__Goal of the exercise__:
Please copy each line below that contains the string "nRouter".

-- -- --

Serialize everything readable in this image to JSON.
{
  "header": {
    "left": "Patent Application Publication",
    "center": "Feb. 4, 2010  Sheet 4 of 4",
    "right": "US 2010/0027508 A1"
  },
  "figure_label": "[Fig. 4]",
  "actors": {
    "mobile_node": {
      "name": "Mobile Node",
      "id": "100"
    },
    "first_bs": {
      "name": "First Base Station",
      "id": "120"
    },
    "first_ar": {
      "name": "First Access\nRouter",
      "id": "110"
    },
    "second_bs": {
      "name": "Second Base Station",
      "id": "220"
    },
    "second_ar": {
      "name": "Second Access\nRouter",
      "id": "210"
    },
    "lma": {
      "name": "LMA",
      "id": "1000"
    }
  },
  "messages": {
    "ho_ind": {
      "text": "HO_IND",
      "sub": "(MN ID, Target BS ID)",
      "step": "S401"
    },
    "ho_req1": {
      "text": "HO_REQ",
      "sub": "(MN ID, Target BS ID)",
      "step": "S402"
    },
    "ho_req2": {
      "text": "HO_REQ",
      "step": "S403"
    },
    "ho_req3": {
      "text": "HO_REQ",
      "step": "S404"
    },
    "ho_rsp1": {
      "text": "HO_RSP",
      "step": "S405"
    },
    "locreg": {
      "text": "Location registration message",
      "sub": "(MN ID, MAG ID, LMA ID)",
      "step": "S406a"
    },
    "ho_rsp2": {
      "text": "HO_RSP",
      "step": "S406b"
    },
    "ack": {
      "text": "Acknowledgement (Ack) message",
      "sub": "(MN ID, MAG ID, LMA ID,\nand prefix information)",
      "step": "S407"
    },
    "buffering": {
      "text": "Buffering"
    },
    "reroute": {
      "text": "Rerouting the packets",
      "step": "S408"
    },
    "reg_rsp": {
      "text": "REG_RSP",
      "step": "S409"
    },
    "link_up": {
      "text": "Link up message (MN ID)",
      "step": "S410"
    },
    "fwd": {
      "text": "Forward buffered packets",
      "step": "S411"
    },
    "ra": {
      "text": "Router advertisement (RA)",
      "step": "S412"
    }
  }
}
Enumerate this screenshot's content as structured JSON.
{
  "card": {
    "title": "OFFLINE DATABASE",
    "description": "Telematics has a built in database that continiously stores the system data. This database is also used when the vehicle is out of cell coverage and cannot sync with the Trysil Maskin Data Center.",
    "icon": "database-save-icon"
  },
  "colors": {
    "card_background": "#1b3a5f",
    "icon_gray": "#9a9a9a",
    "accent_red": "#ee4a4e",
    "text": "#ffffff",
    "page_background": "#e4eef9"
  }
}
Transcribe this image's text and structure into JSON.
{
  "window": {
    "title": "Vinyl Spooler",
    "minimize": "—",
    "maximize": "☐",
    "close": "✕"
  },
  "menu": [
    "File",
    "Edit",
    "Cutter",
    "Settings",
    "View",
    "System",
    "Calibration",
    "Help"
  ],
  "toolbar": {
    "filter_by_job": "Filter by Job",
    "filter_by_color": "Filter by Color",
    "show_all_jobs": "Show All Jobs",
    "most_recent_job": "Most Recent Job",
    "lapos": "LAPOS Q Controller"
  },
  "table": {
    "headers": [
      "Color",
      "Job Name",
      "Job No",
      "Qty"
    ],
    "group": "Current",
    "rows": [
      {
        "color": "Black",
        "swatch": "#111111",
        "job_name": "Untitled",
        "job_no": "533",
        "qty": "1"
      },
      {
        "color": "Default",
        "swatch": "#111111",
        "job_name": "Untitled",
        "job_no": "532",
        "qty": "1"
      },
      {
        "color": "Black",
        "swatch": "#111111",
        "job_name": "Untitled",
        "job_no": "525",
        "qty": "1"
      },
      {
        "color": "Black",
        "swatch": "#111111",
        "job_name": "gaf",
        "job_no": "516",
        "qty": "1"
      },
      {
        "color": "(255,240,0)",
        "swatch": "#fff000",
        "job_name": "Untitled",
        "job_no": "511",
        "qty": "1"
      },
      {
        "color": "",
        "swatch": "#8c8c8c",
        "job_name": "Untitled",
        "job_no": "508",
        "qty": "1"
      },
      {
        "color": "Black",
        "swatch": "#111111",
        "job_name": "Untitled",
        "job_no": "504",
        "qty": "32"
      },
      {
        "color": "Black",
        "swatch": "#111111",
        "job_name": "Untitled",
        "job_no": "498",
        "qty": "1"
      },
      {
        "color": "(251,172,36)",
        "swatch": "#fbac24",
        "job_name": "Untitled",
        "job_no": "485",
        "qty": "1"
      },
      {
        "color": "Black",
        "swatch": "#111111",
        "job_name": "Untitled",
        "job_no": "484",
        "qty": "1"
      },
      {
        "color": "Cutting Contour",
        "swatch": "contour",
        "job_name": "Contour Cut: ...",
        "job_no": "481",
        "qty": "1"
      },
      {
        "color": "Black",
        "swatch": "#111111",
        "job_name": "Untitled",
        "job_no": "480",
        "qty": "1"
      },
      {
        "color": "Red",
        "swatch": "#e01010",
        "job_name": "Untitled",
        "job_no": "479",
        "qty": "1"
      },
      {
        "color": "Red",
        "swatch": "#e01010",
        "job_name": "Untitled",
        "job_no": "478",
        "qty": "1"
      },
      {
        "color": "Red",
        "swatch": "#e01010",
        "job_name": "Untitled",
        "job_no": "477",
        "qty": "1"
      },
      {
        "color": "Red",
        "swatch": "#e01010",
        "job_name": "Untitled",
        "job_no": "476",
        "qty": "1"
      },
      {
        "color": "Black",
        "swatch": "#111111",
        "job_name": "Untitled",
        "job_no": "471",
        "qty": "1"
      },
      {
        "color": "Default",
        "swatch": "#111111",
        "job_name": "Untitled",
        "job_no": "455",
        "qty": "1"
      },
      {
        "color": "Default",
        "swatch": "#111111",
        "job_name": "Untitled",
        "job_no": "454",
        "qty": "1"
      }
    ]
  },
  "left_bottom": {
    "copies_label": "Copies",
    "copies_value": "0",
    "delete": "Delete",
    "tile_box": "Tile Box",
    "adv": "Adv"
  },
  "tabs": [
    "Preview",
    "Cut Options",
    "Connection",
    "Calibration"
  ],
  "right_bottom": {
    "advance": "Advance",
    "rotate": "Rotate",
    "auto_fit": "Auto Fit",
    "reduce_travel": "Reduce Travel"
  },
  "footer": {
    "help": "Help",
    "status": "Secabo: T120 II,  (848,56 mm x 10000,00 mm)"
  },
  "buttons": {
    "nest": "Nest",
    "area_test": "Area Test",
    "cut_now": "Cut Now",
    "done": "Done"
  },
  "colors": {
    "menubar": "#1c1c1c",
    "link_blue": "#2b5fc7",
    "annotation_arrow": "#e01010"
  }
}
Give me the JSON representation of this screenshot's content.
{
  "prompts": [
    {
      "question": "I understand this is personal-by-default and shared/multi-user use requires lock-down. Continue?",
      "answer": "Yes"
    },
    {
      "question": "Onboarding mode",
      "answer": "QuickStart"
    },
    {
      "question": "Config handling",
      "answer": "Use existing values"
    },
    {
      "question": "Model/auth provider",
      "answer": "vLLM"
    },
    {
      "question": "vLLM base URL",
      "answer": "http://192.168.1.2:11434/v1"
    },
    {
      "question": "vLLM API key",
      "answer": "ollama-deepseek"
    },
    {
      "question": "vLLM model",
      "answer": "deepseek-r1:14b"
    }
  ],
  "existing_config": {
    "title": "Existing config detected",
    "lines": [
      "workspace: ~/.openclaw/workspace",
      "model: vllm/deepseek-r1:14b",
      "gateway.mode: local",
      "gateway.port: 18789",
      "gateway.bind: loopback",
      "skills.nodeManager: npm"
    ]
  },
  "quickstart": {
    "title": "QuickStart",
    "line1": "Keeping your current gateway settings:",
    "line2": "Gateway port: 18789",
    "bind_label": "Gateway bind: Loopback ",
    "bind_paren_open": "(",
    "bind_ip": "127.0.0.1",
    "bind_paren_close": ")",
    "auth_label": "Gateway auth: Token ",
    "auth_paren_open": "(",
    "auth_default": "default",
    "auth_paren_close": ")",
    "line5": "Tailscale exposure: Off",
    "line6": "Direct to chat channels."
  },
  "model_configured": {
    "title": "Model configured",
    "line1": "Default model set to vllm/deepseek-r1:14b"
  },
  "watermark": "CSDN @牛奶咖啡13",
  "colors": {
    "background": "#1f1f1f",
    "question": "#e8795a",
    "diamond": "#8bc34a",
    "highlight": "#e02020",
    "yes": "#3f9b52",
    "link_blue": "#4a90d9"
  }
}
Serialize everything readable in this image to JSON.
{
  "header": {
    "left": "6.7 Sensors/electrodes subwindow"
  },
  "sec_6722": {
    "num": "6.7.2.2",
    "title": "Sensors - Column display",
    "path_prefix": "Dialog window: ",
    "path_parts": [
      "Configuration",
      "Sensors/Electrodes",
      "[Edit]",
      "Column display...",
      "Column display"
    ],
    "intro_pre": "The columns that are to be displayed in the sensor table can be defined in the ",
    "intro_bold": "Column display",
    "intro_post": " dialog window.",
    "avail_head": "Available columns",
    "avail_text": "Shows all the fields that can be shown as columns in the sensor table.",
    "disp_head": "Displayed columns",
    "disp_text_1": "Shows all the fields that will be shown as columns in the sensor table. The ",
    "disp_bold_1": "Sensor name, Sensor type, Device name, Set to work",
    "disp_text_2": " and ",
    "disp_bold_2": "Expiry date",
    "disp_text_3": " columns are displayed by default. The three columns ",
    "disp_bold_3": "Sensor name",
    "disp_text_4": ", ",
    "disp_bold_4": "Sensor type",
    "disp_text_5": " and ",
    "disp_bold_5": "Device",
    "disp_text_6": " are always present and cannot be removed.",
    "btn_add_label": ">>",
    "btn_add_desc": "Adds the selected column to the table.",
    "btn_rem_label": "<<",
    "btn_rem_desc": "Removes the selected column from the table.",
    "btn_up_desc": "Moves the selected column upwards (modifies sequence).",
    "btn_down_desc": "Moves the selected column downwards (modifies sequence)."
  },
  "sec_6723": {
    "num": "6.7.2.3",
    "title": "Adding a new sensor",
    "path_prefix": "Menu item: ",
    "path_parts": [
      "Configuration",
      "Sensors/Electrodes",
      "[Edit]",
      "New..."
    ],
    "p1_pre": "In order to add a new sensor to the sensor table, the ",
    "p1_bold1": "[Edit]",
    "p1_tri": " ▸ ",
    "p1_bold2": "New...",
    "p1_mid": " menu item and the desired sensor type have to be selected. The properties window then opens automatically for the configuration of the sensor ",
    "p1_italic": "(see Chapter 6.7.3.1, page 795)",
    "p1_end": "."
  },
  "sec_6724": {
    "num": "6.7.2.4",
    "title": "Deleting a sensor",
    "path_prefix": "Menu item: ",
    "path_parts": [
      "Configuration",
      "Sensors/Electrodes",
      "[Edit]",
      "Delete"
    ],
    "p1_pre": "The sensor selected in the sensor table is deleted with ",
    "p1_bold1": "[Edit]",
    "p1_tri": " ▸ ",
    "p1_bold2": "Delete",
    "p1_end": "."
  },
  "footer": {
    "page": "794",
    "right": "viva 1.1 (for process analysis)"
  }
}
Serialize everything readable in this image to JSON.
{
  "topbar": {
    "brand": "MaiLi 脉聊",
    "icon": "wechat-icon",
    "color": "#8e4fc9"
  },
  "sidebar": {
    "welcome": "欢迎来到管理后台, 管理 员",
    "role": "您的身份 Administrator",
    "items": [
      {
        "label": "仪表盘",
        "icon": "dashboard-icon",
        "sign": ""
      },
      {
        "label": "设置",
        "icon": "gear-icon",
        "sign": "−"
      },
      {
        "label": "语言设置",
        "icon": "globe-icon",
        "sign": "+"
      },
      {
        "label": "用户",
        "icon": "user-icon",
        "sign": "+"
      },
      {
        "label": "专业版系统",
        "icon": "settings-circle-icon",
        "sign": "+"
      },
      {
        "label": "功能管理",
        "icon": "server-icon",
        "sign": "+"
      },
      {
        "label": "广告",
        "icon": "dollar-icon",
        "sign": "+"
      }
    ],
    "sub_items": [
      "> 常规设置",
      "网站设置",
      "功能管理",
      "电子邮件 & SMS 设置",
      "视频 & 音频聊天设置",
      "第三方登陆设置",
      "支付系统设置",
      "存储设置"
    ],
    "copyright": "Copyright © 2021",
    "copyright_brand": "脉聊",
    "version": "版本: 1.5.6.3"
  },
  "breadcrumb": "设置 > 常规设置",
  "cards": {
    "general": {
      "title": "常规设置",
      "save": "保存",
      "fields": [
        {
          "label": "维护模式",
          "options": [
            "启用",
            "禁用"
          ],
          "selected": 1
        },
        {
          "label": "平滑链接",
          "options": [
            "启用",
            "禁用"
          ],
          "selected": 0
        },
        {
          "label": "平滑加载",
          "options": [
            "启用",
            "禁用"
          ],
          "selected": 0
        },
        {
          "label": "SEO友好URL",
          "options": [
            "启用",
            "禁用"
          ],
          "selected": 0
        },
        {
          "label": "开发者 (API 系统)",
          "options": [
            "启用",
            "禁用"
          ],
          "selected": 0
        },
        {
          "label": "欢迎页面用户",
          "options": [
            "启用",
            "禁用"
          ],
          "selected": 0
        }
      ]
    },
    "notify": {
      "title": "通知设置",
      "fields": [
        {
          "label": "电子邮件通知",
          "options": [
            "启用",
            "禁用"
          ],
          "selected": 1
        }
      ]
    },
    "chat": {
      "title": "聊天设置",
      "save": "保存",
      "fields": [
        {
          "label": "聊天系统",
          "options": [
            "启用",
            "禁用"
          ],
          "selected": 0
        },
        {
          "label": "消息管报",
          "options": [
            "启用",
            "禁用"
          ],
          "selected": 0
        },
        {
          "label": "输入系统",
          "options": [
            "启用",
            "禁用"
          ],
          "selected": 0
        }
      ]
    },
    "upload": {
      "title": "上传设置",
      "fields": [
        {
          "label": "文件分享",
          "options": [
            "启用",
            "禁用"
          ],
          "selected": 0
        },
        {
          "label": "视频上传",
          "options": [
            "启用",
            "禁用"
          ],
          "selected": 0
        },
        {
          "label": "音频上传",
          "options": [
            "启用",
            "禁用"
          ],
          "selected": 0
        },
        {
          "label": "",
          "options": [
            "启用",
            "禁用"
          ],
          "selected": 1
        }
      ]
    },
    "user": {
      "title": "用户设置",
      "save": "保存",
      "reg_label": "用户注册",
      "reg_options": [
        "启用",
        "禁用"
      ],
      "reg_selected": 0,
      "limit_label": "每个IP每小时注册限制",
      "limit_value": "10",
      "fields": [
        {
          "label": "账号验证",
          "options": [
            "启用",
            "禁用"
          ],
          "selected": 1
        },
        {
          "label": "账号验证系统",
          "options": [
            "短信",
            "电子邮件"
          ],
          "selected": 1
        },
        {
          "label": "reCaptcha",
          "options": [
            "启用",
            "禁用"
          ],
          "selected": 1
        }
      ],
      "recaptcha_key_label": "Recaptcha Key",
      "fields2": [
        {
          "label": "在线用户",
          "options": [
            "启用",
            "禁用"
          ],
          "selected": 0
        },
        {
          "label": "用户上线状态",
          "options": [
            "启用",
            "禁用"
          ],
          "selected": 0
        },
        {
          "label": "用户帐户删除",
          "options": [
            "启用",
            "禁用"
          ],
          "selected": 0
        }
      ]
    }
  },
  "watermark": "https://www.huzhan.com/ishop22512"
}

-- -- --

__Exercise result__:
      "name": "First Access\nRouter",
      "name": "Second Access\nRouter",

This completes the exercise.